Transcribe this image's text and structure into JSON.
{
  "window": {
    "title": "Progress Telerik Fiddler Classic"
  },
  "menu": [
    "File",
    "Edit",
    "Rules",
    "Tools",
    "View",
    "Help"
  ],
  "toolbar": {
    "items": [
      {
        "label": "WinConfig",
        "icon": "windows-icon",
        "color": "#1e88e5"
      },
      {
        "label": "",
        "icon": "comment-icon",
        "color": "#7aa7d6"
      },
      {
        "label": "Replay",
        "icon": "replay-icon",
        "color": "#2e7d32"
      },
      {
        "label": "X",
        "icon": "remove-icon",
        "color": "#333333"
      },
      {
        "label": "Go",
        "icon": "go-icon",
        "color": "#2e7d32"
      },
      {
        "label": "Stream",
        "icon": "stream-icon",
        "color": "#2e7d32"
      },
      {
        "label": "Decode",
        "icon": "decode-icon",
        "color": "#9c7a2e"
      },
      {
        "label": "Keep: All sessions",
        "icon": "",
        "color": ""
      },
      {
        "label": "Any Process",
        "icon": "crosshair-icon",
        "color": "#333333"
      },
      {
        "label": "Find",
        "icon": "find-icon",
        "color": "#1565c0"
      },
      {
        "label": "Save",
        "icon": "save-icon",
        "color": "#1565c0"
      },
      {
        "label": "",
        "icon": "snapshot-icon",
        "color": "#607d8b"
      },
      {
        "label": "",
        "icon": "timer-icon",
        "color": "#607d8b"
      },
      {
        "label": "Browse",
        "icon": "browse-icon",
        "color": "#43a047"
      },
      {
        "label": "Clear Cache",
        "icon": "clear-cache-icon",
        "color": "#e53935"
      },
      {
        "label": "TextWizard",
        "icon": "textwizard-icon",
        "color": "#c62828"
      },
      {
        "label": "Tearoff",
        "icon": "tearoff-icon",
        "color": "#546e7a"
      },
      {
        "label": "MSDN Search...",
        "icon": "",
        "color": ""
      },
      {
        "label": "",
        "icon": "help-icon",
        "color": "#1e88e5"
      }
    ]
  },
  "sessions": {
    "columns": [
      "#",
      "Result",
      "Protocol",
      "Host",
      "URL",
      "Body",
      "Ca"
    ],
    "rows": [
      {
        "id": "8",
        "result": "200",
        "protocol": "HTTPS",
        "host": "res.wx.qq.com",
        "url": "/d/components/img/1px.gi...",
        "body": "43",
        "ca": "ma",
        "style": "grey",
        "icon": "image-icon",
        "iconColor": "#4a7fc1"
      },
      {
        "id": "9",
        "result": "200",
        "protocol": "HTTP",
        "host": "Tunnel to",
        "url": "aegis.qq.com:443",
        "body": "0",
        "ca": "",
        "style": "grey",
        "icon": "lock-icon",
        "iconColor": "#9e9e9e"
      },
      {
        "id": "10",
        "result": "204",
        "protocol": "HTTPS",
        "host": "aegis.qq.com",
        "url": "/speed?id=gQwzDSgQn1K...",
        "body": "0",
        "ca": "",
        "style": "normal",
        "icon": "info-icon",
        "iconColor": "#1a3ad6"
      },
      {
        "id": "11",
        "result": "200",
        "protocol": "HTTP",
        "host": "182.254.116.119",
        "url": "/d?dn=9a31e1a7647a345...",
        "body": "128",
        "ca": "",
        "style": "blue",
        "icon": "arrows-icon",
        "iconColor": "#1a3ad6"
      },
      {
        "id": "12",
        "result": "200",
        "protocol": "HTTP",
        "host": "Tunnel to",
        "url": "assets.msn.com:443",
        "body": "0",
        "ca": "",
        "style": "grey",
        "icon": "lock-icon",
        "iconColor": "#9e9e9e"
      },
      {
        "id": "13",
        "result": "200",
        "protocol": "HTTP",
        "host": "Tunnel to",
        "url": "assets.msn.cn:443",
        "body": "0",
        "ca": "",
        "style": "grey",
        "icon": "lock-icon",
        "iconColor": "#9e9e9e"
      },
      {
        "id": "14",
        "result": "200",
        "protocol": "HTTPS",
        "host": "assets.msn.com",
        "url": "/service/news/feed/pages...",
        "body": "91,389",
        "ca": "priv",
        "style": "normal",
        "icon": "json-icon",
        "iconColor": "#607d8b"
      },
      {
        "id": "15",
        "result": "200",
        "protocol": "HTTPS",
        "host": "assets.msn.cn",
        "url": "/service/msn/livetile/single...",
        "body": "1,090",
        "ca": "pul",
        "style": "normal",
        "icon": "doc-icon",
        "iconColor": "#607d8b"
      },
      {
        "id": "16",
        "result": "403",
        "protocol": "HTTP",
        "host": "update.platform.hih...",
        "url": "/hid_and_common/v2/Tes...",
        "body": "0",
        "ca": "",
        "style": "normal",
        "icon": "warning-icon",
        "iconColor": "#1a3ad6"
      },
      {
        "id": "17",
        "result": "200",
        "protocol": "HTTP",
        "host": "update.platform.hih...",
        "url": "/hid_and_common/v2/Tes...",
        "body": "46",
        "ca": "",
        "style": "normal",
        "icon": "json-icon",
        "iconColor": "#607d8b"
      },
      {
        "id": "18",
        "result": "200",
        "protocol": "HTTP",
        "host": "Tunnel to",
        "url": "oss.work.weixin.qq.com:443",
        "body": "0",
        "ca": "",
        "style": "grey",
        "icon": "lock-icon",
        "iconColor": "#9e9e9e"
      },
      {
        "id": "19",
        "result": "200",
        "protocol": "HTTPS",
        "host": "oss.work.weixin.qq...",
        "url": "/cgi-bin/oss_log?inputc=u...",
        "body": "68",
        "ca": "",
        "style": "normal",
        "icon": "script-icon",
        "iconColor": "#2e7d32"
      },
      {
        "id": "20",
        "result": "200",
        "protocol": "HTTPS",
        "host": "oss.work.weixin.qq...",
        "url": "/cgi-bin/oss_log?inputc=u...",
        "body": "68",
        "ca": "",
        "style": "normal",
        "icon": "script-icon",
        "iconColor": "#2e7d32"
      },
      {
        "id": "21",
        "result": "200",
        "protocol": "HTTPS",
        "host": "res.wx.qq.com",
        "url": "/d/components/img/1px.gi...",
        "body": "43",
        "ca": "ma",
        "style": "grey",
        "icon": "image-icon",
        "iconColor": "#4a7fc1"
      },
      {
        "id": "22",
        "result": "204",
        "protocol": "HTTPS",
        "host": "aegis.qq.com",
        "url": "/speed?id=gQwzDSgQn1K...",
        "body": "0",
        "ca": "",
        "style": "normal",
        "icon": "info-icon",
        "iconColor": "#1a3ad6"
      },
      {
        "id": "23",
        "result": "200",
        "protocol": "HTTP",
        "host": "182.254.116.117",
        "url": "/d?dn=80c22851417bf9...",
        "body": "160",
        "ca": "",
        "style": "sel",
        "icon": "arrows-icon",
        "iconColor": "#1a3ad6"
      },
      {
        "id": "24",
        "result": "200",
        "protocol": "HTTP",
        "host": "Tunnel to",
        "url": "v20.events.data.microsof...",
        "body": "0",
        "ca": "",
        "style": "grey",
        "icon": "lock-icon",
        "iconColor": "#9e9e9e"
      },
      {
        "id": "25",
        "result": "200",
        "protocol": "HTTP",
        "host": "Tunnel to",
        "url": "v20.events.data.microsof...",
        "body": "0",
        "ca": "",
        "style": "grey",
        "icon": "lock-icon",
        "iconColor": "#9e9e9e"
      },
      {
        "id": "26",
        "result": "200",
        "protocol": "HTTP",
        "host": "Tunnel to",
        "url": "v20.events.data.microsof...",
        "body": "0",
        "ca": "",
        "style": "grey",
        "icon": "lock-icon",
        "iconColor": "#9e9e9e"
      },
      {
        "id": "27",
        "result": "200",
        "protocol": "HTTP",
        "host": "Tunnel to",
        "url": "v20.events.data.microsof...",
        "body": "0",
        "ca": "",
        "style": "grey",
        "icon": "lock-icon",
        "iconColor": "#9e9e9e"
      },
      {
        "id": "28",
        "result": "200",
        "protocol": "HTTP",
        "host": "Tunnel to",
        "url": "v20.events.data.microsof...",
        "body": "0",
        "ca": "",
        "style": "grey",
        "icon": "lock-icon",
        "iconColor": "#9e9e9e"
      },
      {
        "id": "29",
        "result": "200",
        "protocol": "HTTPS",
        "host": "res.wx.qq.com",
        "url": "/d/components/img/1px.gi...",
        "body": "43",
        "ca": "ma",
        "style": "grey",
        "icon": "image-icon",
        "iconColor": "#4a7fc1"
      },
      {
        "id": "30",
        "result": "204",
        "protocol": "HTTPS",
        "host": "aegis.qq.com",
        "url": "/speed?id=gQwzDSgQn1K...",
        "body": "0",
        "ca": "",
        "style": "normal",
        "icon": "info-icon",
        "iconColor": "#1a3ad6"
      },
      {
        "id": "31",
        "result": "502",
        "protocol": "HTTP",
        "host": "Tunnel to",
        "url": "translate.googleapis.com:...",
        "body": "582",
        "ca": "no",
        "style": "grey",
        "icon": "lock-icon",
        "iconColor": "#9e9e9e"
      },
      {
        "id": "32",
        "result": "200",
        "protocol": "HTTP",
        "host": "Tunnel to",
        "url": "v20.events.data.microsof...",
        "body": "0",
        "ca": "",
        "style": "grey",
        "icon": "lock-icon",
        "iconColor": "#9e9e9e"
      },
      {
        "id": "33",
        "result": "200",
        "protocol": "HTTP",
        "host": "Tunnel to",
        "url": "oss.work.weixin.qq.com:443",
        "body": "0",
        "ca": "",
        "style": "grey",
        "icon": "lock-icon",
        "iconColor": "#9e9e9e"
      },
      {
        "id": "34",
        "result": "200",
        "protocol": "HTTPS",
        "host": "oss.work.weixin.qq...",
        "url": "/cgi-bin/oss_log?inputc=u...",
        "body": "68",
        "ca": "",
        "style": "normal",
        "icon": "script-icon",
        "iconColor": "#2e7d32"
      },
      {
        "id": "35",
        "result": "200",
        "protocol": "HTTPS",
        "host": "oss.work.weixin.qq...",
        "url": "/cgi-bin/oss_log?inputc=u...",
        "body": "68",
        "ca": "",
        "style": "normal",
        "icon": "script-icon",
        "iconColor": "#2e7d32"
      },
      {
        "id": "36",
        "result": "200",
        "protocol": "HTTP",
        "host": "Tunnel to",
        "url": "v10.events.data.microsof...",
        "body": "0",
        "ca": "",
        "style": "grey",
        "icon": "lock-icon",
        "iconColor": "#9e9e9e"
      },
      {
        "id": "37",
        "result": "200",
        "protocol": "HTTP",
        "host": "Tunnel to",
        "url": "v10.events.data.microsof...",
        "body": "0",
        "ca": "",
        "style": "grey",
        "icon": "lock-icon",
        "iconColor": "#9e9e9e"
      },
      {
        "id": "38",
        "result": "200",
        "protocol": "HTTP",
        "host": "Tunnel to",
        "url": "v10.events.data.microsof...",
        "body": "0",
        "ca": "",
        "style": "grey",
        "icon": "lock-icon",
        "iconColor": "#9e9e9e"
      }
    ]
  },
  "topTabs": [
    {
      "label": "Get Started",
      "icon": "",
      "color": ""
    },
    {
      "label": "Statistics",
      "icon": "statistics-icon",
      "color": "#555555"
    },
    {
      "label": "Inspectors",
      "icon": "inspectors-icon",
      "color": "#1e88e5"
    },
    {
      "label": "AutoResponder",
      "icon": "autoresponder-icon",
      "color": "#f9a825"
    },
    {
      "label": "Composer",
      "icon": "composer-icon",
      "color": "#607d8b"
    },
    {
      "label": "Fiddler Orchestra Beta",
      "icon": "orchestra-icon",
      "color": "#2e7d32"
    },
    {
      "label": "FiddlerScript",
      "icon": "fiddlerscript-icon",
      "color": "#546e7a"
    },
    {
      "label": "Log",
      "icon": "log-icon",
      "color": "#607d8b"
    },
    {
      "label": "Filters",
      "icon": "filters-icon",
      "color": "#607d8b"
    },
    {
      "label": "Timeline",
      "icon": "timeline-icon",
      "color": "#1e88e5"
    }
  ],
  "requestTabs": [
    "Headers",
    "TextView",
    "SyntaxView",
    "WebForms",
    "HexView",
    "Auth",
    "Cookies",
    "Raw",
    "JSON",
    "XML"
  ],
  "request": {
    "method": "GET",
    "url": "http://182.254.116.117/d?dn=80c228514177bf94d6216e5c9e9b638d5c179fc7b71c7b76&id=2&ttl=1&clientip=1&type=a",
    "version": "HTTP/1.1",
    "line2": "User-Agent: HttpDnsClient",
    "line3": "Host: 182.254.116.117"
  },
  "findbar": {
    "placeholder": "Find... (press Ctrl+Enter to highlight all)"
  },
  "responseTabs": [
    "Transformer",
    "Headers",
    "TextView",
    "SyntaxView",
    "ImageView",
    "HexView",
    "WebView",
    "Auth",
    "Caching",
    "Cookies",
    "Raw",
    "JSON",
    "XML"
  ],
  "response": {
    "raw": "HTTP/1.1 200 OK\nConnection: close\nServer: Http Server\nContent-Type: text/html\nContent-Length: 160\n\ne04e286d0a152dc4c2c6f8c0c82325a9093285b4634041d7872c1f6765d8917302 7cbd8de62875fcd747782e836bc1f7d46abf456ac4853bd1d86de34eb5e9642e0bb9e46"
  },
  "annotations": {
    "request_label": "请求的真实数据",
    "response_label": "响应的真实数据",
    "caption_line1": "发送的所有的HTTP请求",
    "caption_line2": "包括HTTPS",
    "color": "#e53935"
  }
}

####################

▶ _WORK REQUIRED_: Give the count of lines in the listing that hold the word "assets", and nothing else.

▶ _OUTPUT_: 4